___ Provided data ___

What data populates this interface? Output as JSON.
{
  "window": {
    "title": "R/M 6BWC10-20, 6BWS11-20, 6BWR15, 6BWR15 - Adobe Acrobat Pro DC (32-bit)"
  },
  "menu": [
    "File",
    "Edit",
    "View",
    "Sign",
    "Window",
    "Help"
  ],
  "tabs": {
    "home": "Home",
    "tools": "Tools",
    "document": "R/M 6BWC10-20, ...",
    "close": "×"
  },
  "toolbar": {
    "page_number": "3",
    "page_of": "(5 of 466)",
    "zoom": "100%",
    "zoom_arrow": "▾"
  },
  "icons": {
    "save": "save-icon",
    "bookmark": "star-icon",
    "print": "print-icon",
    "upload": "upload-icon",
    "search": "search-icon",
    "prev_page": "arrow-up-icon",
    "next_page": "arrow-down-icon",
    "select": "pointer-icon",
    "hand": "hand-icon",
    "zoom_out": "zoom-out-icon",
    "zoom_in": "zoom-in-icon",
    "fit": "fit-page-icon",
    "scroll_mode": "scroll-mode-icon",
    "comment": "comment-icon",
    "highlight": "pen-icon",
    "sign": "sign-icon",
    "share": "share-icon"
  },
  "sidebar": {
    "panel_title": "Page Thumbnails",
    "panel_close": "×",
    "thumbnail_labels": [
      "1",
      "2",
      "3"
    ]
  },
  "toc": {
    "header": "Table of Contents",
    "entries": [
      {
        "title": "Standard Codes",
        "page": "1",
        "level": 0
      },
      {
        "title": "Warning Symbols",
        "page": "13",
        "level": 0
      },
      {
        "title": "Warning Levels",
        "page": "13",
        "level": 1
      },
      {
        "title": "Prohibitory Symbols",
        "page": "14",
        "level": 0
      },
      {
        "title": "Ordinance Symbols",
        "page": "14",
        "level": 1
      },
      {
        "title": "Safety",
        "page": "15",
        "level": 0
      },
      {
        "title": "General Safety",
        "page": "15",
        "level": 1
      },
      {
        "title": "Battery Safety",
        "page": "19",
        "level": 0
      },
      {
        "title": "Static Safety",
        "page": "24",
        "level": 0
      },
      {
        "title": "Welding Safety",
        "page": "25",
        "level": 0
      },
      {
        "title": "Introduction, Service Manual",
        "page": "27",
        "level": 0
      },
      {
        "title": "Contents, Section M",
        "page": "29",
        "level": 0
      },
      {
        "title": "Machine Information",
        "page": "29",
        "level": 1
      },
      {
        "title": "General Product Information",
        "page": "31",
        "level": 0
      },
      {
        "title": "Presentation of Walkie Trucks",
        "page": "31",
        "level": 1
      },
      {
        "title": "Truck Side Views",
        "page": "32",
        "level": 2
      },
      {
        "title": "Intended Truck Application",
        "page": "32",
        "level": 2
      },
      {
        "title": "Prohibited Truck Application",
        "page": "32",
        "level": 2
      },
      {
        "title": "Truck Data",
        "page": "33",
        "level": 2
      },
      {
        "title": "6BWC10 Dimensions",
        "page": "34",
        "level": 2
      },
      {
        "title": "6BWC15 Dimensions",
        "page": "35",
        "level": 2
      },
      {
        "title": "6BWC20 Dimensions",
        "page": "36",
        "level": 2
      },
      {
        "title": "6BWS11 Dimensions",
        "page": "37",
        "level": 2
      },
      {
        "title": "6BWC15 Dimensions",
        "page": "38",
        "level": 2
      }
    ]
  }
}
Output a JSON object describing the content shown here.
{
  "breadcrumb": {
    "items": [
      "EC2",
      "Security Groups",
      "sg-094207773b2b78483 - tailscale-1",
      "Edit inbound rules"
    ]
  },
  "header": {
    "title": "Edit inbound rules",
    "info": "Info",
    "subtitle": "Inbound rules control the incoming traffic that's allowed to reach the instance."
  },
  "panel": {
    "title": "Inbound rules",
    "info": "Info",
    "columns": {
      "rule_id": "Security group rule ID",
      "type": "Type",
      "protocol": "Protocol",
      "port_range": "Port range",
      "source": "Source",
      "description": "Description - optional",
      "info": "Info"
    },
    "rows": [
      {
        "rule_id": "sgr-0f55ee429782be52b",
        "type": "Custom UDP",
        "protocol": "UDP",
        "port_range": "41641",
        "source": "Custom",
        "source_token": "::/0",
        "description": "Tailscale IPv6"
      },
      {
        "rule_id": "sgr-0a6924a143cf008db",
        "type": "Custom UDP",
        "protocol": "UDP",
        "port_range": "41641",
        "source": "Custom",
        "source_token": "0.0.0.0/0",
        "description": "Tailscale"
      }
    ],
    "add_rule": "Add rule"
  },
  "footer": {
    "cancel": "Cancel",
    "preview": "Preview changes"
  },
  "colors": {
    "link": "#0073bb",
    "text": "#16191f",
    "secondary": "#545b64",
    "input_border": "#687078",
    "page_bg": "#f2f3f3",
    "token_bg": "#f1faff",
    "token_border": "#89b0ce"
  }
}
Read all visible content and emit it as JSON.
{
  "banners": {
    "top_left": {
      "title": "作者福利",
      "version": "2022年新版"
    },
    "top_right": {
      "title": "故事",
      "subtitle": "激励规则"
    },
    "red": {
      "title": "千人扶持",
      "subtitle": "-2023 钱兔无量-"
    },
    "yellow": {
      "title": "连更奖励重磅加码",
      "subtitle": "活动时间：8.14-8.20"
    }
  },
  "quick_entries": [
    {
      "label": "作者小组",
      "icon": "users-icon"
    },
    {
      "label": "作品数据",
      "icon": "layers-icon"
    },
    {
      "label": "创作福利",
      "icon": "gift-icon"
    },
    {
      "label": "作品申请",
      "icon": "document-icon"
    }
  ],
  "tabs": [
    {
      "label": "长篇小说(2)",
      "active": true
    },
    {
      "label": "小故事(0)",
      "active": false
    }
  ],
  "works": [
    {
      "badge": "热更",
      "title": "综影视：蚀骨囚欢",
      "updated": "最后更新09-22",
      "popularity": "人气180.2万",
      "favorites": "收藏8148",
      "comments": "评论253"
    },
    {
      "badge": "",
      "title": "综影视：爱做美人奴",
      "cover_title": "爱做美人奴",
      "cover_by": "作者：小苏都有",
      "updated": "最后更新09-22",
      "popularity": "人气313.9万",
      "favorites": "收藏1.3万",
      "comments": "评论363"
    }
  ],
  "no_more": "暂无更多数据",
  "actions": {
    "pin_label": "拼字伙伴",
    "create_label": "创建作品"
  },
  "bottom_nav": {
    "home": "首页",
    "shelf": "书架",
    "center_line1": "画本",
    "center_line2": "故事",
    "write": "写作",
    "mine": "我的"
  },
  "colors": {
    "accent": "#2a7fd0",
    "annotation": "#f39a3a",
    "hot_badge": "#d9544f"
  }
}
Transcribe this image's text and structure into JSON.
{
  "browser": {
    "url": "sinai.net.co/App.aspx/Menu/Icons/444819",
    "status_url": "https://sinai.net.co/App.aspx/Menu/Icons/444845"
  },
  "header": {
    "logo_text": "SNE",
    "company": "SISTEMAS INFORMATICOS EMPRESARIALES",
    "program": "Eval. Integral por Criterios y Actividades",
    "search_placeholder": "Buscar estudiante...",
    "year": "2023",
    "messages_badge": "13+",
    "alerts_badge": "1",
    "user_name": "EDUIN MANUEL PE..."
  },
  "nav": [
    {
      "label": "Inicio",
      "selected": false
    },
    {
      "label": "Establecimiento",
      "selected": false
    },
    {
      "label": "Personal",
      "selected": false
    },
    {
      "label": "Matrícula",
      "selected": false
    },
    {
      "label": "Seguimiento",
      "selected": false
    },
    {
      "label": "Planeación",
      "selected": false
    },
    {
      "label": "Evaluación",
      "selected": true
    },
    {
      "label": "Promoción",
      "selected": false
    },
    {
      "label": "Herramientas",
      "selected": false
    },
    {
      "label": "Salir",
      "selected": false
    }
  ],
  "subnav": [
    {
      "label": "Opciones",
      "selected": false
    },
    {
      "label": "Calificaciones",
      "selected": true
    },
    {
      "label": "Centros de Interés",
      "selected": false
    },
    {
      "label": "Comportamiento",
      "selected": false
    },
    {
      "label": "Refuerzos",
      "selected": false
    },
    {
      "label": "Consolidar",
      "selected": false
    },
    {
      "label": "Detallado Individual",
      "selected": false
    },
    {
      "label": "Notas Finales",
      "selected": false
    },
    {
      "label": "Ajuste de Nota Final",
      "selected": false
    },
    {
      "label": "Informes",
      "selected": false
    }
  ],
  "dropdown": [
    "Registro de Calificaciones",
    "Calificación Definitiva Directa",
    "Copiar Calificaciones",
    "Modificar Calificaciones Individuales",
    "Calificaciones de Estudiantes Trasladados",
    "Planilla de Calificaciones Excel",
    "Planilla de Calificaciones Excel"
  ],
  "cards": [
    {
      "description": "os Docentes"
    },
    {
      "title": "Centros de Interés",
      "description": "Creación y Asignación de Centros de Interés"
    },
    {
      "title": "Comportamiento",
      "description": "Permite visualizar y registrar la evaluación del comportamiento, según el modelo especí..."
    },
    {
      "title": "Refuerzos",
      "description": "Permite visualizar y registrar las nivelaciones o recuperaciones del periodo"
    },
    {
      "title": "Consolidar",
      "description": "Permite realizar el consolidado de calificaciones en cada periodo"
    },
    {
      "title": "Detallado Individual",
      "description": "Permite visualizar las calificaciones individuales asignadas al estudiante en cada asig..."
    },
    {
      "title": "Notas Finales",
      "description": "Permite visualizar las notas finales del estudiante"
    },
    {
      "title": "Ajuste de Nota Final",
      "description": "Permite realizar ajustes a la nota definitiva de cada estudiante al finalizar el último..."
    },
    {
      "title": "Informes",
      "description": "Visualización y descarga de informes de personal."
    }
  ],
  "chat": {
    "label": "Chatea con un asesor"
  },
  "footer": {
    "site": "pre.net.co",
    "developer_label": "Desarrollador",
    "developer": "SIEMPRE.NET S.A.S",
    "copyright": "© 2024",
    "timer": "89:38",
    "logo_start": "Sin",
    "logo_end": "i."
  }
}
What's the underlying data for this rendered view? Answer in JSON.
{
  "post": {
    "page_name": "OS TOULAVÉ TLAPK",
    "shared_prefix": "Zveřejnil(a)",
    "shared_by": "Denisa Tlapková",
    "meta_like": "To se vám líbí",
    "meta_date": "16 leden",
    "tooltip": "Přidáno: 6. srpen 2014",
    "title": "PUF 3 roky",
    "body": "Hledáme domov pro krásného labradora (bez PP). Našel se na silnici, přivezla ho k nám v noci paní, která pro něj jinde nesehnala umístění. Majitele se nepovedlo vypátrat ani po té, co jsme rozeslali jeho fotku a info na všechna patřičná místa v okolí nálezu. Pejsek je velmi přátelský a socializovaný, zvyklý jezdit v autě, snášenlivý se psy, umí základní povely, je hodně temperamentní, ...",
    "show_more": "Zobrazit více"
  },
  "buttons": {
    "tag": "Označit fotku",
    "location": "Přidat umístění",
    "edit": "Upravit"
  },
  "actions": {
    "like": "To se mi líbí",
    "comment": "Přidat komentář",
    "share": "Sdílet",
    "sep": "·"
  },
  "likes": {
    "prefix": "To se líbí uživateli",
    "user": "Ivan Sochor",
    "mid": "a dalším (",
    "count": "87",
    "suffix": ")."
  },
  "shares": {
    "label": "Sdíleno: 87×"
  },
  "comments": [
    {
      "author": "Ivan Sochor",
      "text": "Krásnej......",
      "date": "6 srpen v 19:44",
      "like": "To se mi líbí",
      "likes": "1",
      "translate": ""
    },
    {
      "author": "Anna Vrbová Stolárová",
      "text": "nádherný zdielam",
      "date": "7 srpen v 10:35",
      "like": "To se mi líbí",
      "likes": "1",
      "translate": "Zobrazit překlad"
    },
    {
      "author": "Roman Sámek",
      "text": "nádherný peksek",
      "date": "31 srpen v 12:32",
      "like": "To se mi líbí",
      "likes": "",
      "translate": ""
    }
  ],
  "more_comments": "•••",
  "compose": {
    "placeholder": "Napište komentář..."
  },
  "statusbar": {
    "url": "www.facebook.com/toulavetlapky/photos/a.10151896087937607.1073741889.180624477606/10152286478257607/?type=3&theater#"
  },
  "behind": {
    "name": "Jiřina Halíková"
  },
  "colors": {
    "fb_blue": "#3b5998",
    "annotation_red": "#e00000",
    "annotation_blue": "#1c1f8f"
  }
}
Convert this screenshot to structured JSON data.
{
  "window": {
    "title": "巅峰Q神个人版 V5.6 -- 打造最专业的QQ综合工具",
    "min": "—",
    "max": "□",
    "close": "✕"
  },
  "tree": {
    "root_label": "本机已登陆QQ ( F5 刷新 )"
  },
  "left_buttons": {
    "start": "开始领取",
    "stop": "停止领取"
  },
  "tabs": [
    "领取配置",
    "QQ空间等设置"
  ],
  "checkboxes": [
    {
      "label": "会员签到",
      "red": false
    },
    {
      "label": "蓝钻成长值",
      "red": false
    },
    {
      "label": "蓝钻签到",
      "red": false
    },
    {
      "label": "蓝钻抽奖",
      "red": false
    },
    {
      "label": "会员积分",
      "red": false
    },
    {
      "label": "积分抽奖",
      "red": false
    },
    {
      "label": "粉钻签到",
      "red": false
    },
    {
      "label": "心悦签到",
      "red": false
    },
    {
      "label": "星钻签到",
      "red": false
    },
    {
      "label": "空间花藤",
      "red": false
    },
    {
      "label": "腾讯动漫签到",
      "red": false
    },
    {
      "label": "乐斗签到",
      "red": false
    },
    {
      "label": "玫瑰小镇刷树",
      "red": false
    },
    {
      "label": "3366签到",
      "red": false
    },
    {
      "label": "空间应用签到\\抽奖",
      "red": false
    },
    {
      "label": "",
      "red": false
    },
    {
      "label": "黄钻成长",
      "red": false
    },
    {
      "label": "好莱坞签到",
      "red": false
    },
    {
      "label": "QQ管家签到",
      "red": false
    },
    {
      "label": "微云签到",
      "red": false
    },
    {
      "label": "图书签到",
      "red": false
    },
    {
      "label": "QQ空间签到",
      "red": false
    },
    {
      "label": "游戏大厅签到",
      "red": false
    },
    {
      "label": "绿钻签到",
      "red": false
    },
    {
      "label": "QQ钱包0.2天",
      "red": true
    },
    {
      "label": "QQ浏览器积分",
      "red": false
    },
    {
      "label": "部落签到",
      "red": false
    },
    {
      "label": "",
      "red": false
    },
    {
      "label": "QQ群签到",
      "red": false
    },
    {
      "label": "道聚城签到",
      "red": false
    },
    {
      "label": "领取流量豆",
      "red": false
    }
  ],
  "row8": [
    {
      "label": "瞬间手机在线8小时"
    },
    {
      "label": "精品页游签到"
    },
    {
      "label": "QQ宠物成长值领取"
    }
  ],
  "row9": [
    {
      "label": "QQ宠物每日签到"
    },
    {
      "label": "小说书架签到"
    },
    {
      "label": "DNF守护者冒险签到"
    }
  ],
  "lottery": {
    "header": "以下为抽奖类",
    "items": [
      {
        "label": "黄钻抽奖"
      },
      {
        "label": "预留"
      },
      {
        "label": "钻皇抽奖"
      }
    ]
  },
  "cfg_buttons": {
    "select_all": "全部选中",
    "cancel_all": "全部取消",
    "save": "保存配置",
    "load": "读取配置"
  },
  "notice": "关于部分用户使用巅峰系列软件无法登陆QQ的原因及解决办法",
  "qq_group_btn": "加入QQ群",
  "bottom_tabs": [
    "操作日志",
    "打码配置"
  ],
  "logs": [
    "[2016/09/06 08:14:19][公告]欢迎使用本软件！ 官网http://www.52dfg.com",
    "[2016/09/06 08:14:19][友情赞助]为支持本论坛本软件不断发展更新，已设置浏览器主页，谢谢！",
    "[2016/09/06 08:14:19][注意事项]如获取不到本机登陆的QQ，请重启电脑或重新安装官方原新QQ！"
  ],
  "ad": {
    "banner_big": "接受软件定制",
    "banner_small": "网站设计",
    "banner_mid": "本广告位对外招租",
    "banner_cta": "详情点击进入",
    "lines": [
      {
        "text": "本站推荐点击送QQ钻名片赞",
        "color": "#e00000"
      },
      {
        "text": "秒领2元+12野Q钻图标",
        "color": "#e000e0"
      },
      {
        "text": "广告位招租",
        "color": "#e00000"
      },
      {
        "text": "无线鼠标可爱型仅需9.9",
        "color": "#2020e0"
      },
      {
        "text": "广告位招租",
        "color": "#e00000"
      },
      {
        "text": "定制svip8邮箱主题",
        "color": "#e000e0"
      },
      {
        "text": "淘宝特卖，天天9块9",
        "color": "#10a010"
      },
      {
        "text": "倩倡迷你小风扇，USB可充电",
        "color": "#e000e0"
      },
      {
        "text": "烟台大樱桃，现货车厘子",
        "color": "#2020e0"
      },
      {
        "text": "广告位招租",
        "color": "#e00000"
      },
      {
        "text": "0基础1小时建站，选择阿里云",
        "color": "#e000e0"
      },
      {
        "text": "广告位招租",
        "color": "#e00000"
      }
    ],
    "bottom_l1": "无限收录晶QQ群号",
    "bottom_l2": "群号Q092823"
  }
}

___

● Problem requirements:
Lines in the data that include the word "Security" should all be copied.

● Task result:
      "Security Groups",
      "rule_id": "Security group rule ID",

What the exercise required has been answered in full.